=== DATASET CONTENT ===

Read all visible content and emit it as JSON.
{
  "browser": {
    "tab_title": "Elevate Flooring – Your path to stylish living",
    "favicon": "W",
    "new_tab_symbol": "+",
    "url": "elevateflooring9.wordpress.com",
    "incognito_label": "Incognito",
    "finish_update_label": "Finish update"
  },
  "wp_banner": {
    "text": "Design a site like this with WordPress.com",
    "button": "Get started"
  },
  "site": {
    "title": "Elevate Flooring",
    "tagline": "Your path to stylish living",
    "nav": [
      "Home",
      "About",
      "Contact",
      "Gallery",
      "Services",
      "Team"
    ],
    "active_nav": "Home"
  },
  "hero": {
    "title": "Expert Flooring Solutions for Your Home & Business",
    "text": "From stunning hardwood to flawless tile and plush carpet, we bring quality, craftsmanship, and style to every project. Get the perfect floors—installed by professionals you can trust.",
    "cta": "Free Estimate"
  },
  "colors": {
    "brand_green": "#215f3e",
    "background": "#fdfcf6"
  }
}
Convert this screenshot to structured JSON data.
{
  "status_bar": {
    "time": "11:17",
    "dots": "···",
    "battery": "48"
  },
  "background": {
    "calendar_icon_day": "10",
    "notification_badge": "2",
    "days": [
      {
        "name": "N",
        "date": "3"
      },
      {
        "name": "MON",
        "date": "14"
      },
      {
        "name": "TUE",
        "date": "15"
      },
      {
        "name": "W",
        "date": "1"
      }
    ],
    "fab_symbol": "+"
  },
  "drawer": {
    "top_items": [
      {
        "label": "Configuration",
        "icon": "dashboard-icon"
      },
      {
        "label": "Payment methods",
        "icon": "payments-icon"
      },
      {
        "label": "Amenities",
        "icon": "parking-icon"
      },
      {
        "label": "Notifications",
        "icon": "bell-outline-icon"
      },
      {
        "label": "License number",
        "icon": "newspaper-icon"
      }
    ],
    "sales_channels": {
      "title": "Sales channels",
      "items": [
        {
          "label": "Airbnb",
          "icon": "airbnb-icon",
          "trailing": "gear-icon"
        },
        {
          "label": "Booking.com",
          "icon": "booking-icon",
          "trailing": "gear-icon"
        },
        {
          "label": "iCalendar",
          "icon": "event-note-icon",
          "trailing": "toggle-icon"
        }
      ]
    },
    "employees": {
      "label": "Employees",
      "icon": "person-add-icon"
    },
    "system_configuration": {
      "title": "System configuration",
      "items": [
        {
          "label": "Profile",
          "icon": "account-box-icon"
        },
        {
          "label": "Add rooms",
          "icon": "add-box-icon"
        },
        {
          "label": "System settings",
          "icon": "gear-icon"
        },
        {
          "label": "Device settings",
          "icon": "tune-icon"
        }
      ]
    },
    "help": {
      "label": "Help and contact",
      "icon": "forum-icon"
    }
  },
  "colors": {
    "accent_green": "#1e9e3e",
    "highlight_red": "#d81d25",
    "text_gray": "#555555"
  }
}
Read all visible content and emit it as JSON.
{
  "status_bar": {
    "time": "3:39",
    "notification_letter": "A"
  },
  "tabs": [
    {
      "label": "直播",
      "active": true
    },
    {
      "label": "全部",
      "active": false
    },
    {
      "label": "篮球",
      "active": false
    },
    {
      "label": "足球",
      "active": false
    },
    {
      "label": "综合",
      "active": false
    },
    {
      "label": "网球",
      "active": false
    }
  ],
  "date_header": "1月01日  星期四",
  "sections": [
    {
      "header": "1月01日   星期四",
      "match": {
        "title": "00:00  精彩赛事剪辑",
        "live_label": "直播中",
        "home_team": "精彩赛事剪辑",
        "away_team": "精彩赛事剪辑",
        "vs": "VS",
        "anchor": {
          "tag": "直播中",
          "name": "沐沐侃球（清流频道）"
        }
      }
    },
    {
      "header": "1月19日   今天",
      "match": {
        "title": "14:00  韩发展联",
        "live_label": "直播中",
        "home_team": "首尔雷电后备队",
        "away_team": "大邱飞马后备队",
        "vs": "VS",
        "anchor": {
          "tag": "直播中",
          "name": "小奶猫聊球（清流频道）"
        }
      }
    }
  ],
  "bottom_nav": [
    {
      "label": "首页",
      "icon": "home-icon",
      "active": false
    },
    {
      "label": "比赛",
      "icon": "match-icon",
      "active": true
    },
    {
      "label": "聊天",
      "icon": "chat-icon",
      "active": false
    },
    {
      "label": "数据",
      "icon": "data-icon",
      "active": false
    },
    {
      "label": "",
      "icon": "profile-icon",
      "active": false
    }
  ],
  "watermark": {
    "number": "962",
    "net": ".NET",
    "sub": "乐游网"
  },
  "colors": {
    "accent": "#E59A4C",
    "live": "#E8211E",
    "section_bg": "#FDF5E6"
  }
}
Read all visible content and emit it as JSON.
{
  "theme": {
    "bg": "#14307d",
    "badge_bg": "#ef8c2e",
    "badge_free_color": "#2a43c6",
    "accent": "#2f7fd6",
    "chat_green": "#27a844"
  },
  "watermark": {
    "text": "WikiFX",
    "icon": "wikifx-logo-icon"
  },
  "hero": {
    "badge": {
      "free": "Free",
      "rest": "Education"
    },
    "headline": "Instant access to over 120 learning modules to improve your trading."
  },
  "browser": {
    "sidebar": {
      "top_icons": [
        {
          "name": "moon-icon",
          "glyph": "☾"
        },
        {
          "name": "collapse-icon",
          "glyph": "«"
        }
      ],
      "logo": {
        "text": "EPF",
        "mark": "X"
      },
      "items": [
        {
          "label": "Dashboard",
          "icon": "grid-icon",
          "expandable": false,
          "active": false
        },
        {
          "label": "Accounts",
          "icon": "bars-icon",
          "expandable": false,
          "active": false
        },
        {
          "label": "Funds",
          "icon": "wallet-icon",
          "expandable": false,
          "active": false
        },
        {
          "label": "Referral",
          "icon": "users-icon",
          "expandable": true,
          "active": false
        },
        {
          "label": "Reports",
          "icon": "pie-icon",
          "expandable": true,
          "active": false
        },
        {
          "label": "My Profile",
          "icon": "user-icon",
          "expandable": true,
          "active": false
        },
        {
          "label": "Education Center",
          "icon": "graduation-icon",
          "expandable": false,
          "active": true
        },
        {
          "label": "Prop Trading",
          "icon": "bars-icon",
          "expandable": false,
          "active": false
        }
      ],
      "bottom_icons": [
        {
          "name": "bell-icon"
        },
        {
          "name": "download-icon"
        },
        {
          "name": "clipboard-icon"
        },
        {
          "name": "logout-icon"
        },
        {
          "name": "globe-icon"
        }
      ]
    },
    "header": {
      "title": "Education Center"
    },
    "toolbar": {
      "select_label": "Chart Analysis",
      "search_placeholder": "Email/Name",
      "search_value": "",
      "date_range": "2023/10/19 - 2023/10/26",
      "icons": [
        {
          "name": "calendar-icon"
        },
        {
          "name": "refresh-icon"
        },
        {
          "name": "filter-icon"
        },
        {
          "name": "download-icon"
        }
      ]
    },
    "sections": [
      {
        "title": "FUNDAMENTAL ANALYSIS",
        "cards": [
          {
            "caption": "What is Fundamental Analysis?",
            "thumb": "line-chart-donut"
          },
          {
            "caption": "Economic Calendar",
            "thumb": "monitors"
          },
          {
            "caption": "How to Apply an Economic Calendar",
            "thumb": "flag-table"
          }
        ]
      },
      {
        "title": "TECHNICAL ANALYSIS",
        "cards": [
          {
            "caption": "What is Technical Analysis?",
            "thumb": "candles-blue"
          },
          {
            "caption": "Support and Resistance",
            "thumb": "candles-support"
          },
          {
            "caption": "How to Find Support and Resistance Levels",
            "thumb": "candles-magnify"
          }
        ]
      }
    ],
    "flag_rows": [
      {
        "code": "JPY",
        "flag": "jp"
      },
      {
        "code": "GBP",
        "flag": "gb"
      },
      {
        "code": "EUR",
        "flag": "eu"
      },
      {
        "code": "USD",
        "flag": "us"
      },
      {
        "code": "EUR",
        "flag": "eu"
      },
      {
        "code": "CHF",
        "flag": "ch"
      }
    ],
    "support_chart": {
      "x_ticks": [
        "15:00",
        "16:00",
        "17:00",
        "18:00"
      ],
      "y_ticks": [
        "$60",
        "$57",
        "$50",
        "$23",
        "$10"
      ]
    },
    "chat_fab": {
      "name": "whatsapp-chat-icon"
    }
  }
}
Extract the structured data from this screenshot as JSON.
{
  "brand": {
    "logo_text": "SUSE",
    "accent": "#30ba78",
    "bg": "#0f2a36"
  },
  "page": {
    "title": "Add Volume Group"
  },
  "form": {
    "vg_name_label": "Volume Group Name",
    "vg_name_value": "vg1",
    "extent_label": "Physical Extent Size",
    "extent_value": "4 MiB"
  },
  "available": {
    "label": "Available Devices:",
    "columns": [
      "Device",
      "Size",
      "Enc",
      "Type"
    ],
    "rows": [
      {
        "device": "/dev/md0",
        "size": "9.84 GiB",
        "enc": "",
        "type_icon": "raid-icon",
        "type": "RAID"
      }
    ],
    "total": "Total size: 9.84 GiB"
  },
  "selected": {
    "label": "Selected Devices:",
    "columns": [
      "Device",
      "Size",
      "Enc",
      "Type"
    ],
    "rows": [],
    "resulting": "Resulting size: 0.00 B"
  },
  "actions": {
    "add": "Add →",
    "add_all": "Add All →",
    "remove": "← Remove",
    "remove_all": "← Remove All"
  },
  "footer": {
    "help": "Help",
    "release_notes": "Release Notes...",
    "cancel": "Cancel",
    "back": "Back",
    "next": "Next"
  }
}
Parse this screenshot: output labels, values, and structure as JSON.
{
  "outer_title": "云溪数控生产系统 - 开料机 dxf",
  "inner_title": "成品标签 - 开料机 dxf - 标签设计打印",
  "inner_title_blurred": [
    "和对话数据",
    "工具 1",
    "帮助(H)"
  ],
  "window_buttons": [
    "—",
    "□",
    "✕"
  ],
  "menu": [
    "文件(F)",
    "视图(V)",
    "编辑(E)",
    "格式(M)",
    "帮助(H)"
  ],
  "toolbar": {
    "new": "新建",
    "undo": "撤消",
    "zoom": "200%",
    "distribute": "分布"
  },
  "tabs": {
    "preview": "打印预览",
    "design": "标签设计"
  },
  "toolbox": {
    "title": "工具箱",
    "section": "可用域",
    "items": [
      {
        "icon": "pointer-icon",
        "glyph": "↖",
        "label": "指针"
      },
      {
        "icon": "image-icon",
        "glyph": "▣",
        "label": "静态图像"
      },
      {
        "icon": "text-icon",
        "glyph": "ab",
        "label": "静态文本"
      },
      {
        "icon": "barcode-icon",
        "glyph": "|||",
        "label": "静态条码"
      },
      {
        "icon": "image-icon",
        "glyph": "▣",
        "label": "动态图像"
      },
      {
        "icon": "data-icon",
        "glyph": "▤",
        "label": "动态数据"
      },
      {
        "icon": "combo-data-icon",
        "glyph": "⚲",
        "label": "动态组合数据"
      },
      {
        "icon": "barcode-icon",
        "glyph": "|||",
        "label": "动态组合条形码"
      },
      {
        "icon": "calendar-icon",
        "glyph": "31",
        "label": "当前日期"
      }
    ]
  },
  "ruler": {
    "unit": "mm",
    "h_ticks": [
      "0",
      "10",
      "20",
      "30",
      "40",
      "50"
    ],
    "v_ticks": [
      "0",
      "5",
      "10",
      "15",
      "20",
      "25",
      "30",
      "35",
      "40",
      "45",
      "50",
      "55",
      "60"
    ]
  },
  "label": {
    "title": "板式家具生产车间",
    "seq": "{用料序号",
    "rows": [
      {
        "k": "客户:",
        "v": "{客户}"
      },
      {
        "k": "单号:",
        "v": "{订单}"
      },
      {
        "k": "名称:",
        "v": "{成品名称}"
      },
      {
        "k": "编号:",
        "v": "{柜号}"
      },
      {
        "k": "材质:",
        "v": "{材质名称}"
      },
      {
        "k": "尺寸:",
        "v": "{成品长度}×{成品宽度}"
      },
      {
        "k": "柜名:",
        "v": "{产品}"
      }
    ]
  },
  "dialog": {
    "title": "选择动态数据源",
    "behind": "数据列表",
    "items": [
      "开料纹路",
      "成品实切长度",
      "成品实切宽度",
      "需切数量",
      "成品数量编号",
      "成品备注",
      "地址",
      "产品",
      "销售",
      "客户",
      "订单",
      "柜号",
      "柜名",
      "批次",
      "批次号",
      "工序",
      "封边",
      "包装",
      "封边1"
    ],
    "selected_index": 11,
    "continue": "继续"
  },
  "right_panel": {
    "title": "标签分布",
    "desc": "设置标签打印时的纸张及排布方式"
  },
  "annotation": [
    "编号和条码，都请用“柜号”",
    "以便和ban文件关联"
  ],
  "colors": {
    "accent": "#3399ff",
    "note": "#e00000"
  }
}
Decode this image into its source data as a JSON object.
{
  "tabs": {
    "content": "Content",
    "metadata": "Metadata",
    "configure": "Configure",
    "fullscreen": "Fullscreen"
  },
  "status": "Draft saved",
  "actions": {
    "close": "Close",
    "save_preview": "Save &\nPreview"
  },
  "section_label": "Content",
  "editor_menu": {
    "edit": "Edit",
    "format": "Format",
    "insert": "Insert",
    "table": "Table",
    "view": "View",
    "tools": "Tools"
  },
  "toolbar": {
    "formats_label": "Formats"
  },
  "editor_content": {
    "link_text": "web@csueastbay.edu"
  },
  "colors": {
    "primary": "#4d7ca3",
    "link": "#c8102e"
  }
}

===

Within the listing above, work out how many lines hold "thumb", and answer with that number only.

■ **EXPECTED OUTPUT**
6